Data records for software interfaces:
Start of Block
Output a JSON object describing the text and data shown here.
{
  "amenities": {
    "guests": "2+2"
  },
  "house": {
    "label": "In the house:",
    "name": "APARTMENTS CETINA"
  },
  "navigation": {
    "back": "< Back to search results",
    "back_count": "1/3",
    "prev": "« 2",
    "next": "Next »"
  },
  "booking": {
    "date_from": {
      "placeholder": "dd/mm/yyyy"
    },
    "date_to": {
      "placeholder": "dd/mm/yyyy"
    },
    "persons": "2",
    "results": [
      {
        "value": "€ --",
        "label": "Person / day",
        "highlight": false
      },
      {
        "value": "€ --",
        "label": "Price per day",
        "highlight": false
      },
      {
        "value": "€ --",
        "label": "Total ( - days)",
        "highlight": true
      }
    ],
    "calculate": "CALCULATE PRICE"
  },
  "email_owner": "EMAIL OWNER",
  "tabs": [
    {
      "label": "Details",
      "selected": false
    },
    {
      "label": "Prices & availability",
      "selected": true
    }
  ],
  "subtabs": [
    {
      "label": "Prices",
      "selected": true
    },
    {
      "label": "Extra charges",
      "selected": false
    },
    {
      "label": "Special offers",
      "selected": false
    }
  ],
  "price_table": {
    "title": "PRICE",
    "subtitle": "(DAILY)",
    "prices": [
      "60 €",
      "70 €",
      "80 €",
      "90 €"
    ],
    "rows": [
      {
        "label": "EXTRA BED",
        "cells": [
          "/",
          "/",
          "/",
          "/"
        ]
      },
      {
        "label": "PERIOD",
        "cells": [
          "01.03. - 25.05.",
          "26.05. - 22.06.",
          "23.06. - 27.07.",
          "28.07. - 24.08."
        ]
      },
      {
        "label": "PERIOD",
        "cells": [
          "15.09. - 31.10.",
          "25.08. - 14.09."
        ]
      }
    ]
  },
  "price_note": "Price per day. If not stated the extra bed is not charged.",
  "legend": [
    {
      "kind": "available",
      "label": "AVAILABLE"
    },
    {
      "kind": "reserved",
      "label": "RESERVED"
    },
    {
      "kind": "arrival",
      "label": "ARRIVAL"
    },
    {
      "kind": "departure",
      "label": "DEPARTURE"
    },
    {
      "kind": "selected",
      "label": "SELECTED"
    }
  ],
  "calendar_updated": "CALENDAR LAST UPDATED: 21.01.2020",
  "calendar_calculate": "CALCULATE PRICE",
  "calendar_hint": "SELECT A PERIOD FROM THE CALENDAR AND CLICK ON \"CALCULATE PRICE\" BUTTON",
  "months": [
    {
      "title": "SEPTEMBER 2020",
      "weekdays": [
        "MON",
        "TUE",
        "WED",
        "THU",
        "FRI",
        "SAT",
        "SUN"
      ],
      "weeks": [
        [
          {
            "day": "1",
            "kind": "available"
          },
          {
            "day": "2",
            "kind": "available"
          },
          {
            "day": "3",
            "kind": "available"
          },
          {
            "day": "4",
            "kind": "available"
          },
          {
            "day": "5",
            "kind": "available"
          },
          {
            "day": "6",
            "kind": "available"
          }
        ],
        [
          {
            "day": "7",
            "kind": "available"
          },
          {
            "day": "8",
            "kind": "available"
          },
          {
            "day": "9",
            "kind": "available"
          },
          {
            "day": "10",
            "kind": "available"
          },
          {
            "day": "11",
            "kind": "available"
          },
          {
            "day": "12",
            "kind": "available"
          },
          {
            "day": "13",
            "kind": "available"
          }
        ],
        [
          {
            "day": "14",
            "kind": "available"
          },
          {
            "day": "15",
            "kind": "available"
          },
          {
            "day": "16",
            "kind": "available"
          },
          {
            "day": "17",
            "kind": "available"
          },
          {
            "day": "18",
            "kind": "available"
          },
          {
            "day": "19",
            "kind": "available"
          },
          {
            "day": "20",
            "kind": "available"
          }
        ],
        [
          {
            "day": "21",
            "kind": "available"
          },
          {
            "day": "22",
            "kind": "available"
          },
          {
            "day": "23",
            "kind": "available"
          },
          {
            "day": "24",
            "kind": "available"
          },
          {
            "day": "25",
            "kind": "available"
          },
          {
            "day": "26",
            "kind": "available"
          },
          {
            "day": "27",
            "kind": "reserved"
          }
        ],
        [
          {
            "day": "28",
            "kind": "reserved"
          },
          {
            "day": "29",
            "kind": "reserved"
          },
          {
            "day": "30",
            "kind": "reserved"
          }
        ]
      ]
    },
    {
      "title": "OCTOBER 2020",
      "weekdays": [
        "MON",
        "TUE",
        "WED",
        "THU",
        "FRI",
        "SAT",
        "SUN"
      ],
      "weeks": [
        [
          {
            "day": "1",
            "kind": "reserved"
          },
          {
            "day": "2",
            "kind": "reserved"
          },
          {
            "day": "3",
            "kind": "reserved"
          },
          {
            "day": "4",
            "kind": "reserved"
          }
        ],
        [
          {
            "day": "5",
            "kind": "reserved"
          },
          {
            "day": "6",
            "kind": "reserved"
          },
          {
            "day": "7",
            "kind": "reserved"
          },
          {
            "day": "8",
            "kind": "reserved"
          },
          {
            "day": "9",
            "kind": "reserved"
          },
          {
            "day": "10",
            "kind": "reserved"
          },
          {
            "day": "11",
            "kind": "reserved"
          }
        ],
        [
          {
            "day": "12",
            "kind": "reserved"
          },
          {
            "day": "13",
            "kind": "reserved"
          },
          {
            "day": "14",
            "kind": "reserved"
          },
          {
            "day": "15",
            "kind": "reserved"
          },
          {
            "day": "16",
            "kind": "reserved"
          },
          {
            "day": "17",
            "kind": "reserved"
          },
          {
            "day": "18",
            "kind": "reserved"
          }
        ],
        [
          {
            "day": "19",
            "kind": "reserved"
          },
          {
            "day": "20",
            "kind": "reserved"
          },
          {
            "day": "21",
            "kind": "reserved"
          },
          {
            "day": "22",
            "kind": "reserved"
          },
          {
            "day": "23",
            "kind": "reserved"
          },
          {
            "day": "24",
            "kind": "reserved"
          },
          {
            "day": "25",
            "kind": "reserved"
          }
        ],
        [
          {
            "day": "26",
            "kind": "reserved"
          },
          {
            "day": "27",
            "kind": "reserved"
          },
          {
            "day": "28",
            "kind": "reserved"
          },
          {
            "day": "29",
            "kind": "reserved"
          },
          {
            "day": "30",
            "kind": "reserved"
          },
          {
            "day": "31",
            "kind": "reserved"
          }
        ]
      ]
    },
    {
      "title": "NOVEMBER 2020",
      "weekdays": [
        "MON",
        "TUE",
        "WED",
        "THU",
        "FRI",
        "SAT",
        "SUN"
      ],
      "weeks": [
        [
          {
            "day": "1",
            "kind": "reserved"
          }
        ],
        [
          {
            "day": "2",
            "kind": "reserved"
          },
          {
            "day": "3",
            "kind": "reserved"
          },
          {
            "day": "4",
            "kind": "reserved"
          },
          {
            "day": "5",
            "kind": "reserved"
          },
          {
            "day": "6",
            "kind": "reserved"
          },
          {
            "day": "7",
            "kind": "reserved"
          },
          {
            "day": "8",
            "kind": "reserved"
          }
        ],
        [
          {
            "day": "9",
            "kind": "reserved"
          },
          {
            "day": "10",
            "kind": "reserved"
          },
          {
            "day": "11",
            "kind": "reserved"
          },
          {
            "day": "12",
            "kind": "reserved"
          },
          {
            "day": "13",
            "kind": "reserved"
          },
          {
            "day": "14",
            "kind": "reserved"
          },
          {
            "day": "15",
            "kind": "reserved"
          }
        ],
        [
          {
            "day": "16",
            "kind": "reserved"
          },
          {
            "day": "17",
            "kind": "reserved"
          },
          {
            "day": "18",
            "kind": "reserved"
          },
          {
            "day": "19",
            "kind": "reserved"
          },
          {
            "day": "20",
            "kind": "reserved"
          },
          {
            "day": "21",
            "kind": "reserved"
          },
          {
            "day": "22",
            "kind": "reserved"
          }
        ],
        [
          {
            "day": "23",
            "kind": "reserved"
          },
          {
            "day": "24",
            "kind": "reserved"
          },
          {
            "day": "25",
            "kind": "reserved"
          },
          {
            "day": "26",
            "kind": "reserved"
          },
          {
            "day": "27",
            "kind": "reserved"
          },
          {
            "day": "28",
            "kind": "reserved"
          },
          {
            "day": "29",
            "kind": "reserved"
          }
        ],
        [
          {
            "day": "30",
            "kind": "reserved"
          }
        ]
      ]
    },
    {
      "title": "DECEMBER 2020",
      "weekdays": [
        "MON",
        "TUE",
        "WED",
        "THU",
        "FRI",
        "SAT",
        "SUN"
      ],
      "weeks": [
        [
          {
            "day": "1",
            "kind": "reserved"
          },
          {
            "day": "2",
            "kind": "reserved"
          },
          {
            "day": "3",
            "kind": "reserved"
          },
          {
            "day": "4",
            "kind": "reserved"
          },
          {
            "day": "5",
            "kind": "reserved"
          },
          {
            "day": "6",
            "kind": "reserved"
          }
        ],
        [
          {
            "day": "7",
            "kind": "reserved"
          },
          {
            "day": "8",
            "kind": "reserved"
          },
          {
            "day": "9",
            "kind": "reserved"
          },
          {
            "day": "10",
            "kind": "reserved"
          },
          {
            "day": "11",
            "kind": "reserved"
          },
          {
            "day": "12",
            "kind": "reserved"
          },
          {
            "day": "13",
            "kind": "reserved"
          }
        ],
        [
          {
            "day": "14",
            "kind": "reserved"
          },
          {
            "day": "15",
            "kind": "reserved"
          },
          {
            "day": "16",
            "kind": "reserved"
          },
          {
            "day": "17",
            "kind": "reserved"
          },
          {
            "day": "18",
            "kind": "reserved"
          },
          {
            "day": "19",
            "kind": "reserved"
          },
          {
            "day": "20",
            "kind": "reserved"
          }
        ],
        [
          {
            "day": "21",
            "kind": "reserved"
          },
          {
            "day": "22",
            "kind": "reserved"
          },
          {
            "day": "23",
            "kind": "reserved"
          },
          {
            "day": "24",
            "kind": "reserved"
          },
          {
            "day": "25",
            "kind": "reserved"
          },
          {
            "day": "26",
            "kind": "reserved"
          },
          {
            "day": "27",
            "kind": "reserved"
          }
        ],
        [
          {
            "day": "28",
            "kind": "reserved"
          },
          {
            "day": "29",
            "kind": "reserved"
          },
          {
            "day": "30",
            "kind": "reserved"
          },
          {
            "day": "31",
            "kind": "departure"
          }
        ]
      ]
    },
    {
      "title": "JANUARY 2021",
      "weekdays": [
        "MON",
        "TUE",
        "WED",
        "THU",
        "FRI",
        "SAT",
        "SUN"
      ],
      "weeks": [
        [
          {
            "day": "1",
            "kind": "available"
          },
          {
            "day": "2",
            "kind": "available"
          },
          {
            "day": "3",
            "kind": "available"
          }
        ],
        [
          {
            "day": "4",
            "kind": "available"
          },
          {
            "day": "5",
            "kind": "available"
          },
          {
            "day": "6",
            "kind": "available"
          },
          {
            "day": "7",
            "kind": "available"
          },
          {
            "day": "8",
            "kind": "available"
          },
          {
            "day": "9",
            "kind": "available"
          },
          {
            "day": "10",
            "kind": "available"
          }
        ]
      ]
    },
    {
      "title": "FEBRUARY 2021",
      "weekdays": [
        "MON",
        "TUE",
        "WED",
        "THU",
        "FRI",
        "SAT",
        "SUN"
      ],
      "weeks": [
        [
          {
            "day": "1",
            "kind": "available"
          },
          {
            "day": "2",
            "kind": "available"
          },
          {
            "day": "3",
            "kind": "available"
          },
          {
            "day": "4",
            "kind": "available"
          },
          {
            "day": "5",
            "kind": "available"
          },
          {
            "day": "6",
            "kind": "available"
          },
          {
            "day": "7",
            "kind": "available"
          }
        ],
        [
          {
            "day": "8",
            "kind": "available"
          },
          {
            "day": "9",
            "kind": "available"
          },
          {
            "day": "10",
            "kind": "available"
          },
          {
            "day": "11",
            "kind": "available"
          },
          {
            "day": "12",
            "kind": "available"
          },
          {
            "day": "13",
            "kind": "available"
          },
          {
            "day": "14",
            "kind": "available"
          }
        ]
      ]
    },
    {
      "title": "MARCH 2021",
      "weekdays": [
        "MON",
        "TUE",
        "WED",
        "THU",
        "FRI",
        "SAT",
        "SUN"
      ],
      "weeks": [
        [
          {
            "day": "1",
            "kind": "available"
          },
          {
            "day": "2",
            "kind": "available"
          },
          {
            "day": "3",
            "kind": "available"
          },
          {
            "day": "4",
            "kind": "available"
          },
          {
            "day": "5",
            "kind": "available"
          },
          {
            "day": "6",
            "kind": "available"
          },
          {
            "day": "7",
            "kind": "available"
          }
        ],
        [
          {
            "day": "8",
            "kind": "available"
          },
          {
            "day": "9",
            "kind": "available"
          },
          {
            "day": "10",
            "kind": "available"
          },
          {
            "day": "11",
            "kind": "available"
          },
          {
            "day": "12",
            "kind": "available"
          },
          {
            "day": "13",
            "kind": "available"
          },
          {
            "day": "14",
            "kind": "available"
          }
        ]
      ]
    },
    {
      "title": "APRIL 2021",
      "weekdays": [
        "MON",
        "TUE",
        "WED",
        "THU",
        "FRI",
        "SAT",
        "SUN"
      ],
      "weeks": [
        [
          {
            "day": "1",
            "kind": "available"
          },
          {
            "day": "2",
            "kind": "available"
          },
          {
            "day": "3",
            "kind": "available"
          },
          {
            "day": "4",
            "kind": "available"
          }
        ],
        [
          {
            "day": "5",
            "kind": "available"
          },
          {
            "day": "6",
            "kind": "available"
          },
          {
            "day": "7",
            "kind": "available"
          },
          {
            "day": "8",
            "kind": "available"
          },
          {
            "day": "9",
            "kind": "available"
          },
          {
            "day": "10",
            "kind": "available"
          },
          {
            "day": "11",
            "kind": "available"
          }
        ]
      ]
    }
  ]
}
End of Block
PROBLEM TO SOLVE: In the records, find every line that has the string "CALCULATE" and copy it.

YOUR SOLUTION:
    "calculate": "CALCULATE PRICE"
  "calendar_calculate": "CALCULATE PRICE",
  "calendar_hint": "SELECT A PERIOD FROM THE CALENDAR AND CLICK ON \"CALCULATE PRICE\" BUTTON",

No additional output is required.